Customer Acquisition Cost can be calculated using the formula:
Customer acquisition cost = £ spend / number of new customers.
4. What is our engagement score and how can we increase the content usage of customers?
A customer engagement score generally is from 1-100, and by segmenting customers into higher and lower scores, you can examine the behaviors of customers that always renew, sometimes renew, drop off and then re-engage, and drop off altogether – as well as high-value accounts.
You can then develop new marketing and sales strategies, tailored to be effective with customer engagement in different segments, such as:
“To calculate a customer engagement score, begin with inputs — such as frequency of usage, depth of usage, specific actions taken, clickstream information, and key performance indicators.”
– What is a Customer Engagement Score?, Salesforce
5. How can we identify our most valuable customers and retain them?
Depending on your subscription model, identifying your highest value customers is easy. Take a look at both the Historical and Predicted Customer Lifetime Value, and, if a business customer, whether they are increasing seats and purchasing additional features.
Now you have your most valuable customers identified – great!
However, the world and competitors move quickly and can muscle in on those MVCs if they offer a better experience, deal, or more personalized service. Here are some strategies to help continue to stay ahead:
- Provide exceptional customer experience (and service) to these customers. The happier they are with your interactions, the less likely they’ll want to look elsewhere.
- Personalize deals and experiences, especially for them. Going the extra mile ensures they know they’re a valued customer.
- Seek feedback about product features they are interested in. Leveraging the wants of high-value customers may identify how to attract others.
- Partner with similarly useful companies to build ecosystems that your customers can’t resist, sweetened by partner deals.
- Provide kickbacks, rewards, etc., for their valued custom. These may be tickets to exclusive events, beta programs, first access to advertising opportunities, etc.
Take a look at both the Historical and Predicted Customer Lifetime Value, and, if a business customer, whether they are increasing seats and purchasing additional features.
6. What product variations are available and how can we personalize products and offers to attract more customers?
Time to do an overhaul of your subscription packages? There are plenty of ways to test what works for what markets and more targeted market segments.
Do periodic competitor research: Unless you are offering a far superior product, user experience and/or better customer service, your pricing model must be at least comparable to competitors. This may mean focusing on market segments rather than what you deem the ‘total addressable market.’
Partner with value-add services: Don’t have the in-house specialty to develop features your customers are asking for? Develop strong two-way relationships with additional providers. Utilize APIs and automation services to ensure the two are integrated for maximum ease of use.

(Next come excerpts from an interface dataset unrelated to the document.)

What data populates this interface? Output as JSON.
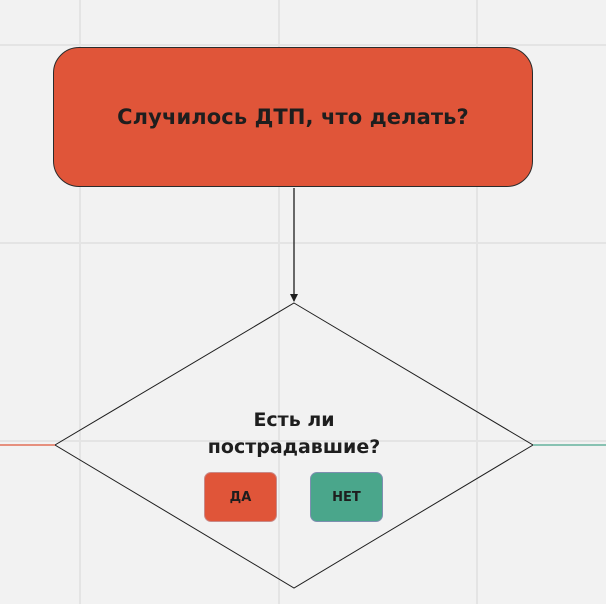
{
  "start_node": {
    "label": "Случилось ДТП, что делать?"
  },
  "decision_node": {
    "question_line_1": "Есть ли",
    "question_line_2": "пострадавшие?"
  },
  "answers": {
    "yes_label": "ДА",
    "no_label": "НЕТ"
  },
  "colors": {
    "start_fill": "#e05539",
    "yes_fill": "#e05539",
    "no_fill": "#4aa68b",
    "yes_connector": "#e05539",
    "no_connector": "#4aa68b",
    "canvas_background": "#f2f2f2"
  }
}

Read the room: Look at macro market trends to evaluate trickle-down effects to your business and subscription modeling. Will you be one of the first products or services customers cut in a recession? What’s the plan to stem that attrition?
Hyper personalization: Utilize AI to develop hyperpersonalization down to the singular customer or user. For example, Netflix uses a number of AI recommendation engines across its rows to display streaming options catered to individual users’ tastes, previous selections, and trending among their segment.
Look at macro market trends to evaluate trickle-down effects to your business and subscription modeling.
The final word
Optimizing the right metrics for increased revenues within the right markets is a rolling process. While execs will typically ask the same questions in catch-up meetings, having the right information at your fingertips and strategies ready to select from will ensure you’re primed for success over the coming periods. Analyze your data, test your theories, learn from your results and evolve to respond quickly changing external market factors – the scientific method is the way to win.